» Brief: Please reproduce the full set of data below exactly.

» Component data from apps and pages:
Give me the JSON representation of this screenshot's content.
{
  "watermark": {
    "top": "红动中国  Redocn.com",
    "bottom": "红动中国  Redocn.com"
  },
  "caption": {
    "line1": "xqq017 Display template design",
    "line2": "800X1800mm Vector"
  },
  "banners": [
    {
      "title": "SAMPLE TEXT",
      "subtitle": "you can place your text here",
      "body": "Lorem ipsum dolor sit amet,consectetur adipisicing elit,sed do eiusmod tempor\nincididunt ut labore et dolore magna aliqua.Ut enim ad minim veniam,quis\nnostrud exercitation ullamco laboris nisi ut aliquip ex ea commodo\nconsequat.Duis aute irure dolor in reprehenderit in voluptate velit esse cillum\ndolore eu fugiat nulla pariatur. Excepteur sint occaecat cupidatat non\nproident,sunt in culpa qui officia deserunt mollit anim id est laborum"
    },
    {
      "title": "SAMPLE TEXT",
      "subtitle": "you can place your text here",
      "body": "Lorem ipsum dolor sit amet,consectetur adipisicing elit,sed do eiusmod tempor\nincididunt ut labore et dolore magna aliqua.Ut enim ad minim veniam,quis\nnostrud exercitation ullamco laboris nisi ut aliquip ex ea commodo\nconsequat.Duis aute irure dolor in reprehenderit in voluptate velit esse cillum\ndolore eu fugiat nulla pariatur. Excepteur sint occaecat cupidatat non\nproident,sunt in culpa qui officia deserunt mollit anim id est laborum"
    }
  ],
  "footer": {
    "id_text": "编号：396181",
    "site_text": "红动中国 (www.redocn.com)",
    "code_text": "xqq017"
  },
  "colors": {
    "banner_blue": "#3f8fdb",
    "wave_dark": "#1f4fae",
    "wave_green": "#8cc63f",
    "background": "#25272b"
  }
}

» Solution to this task:
Give me the JSON representation of this screenshot's content.
{
  "watermark": {
    "top": "红动中国  Redocn.com",
    "bottom": "红动中国  Redocn.com"
  },
  "caption": {
    "line1": "xqq017 Display template design",
    "line2": "800X1800mm Vector"
  },
  "banners": [
    {
      "title": "SAMPLE TEXT",
      "subtitle": "you can place your text here",
      "body": "Lorem ipsum dolor sit amet,consectetur adipisicing elit,sed do eiusmod tempor\nincididunt ut labore et dolore magna aliqua.Ut enim ad minim veniam,quis\nnostrud exercitation ullamco laboris nisi ut aliquip ex ea commodo\nconsequat.Duis aute irure dolor in reprehenderit in voluptate velit esse cillum\ndolore eu fugiat nulla pariatur. Excepteur sint occaecat cupidatat non\nproident,sunt in culpa qui officia deserunt mollit anim id est laborum"
    },
    {
      "title": "SAMPLE TEXT",
      "subtitle": "you can place your text here",
      "body": "Lorem ipsum dolor sit amet,consectetur adipisicing elit,sed do eiusmod tempor\nincididunt ut labore et dolore magna aliqua.Ut enim ad minim veniam,quis\nnostrud exercitation ullamco laboris nisi ut aliquip ex ea commodo\nconsequat.Duis aute irure dolor in reprehenderit in voluptate velit esse cillum\ndolore eu fugiat nulla pariatur. Excepteur sint occaecat cupidatat non\nproident,sunt in culpa qui officia deserunt mollit anim id est laborum"
    }
  ],
  "footer": {
    "id_text": "编号：396181",
    "site_text": "红动中国 (www.redocn.com)",
    "code_text": "xqq017"
  },
  "colors": {
    "banner_blue": "#3f8fdb",
    "wave_dark": "#1f4fae",
    "wave_green": "#8cc63f",
    "background": "#25272b"
  }
}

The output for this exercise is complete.